Buddy Ullman, PhD
Parasites - Molecular Parasitology – Purine Nucleoside/Nucleobase Transport - Purine and Pyrimidine Metabolism - Polyamine Transport and Biosynthesis
Amalgamating the tools and techniques from the diverse scientific disciplines of molecular biology, biochemistry, genetics, cell biology, immunocytochemistry, structural biology, and computational chemistry, the Ullman laboratory focuses on unique transport and metabolic pathways in protozoan parasites that might be amenable to therapeutic manipulation. Currently, we have four primary areas of interest: (1) the purine salvage pathway; (2) the polyamine biosynthetic pathway; (3) purine nucleoside and nucleobase transporters; and (4) polyamine transporters.
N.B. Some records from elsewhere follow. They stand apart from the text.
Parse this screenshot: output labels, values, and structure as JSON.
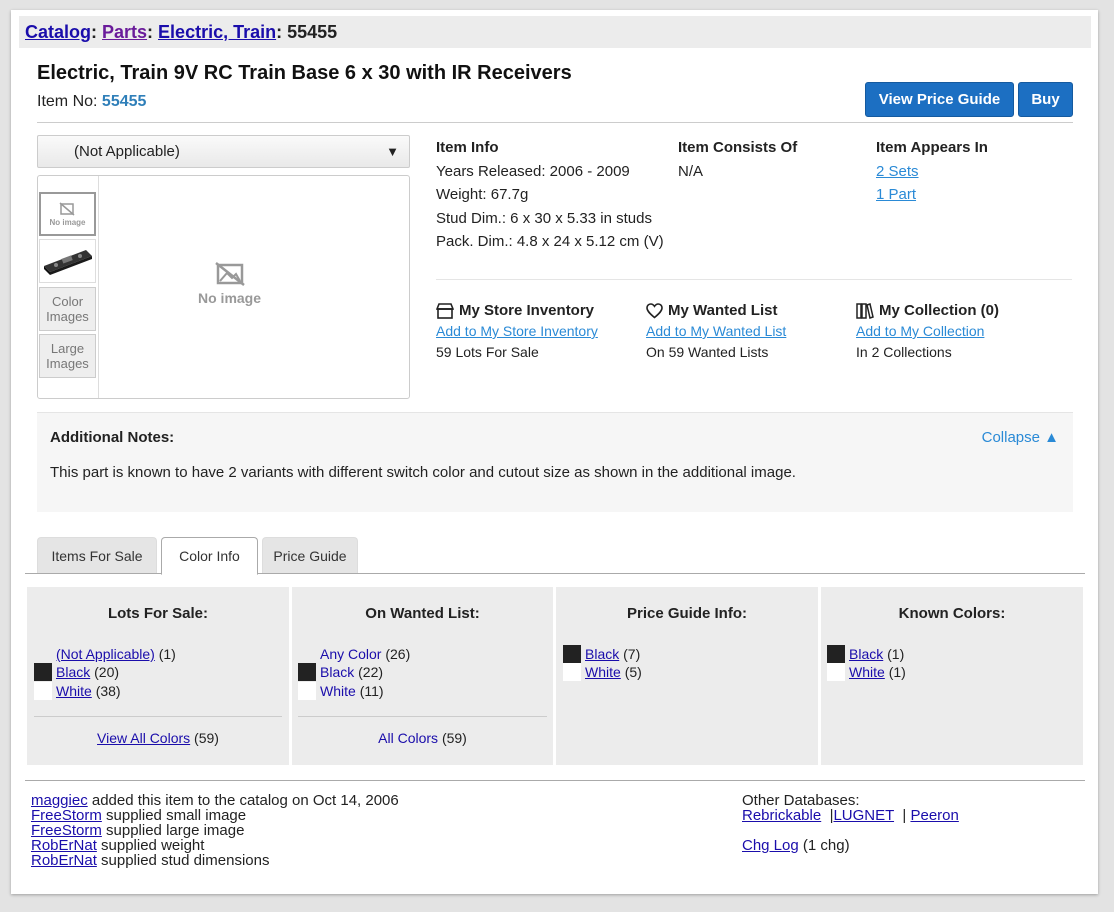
{
  "breadcrumb": {
    "catalog": "Catalog",
    "parts": "Parts",
    "category": "Electric, Train",
    "item": "55455"
  },
  "item": {
    "title": "Electric, Train 9V RC Train Base 6 x 30 with IR Receivers",
    "no_label": "Item No:",
    "no_value": "55455"
  },
  "buttons": {
    "price_guide": "View Price Guide",
    "buy": "Buy"
  },
  "color_select": {
    "value": "(Not Applicable)",
    "arrow": "▼"
  },
  "thumbs": {
    "noimage_small": "No image",
    "color_images": "Color Images",
    "large_images": "Large Images",
    "noimage_large": "No image"
  },
  "item_info": {
    "heading": "Item Info",
    "years": "Years Released: 2006 - 2009",
    "weight": "Weight: 67.7g",
    "stud": "Stud Dim.: 6 x 30 x 5.33 in studs",
    "pack": "Pack. Dim.: 4.8 x 24 x 5.12 cm (V)"
  },
  "consists": {
    "heading": "Item Consists Of",
    "value": "N/A"
  },
  "appears": {
    "heading": "Item Appears In",
    "sets": "2 Sets",
    "parts": "1 Part"
  },
  "store": {
    "heading": "My Store Inventory",
    "link": "Add to My Store Inventory",
    "stat": "59 Lots For Sale"
  },
  "wanted": {
    "heading": "My Wanted List",
    "link": "Add to My Wanted List",
    "stat": "On 59 Wanted Lists"
  },
  "collection": {
    "heading": "My Collection (0)",
    "link": "Add to My Collection",
    "stat": "In 2 Collections"
  },
  "notes": {
    "heading": "Additional Notes:",
    "collapse": "Collapse ▲",
    "text": "This part is known to have 2 variants with different switch color and cutout size as shown in the additional image."
  },
  "tabs": {
    "for_sale": "Items For Sale",
    "color_info": "Color Info",
    "price_guide": "Price Guide"
  },
  "panels": {
    "lots": {
      "heading": "Lots For Sale:",
      "rows": [
        {
          "name": "(Not Applicable)",
          "count": "(1)"
        },
        {
          "name": "Black",
          "count": "(20)"
        },
        {
          "name": "White",
          "count": "(38)"
        }
      ],
      "footer_link": "View All Colors",
      "footer_count": "(59)"
    },
    "wanted": {
      "heading": "On Wanted List:",
      "rows": [
        {
          "name": "Any Color",
          "count": "(26)"
        },
        {
          "name": "Black",
          "count": "(22)"
        },
        {
          "name": "White",
          "count": "(11)"
        }
      ],
      "footer_link": "All Colors",
      "footer_count": "(59)"
    },
    "price": {
      "heading": "Price Guide Info:",
      "rows": [
        {
          "name": "Black",
          "count": "(7)"
        },
        {
          "name": "White",
          "count": "(5)"
        }
      ]
    },
    "known": {
      "heading": "Known Colors:",
      "rows": [
        {
          "name": "Black",
          "count": "(1)"
        },
        {
          "name": "White",
          "count": "(1)"
        }
      ]
    }
  },
  "credits": [
    {
      "user": "maggiec",
      "text": " added this item to the catalog on Oct 14, 2006"
    },
    {
      "user": "FreeStorm",
      "text": " supplied small image"
    },
    {
      "user": "FreeStorm",
      "text": " supplied large image"
    },
    {
      "user": "RobErNat",
      "text": " supplied weight"
    },
    {
      "user": "RobErNat",
      "text": " supplied stud dimensions"
    }
  ],
  "other_db": {
    "label": "Other Databases:",
    "rebrickable": "Rebrickable",
    "lugnet": "LUGNET",
    "peeron": "Peeron",
    "sep": "|",
    "chglog": "Chg Log",
    "chglog_count": "(1 chg)"
  },
  "colors": {
    "accent_button": "#1c6fc2",
    "link_blue": "#2a8ad6",
    "black_swatch": "#222222",
    "white_swatch": "#ffffff"
  }
}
The parasite genera on which our laboratory focuses include Leishmania, Trypanosoma, Toxoplasma, and Plasmodium, the causative agents of leishmaniasis, African sleeping sickness, toxoplasmosis, and malaria, respectively. We have cloned, sequenced, and characterized the genes encoding key proteins in all of these pathways. The genes then serve as the molecular cornerstone for genetic and biochemical experiments to: (1) evaluate gene function in intact parasites using targeted gene replacement strategies; (2) to determine biochemical characteristics and 3-dimensional structure after gene overexpression in a variety of heterologous expression systems; and most importantly to validate and exploit potential drug and vaccine targets for the treatment and prophylaxis of parasitic diseases.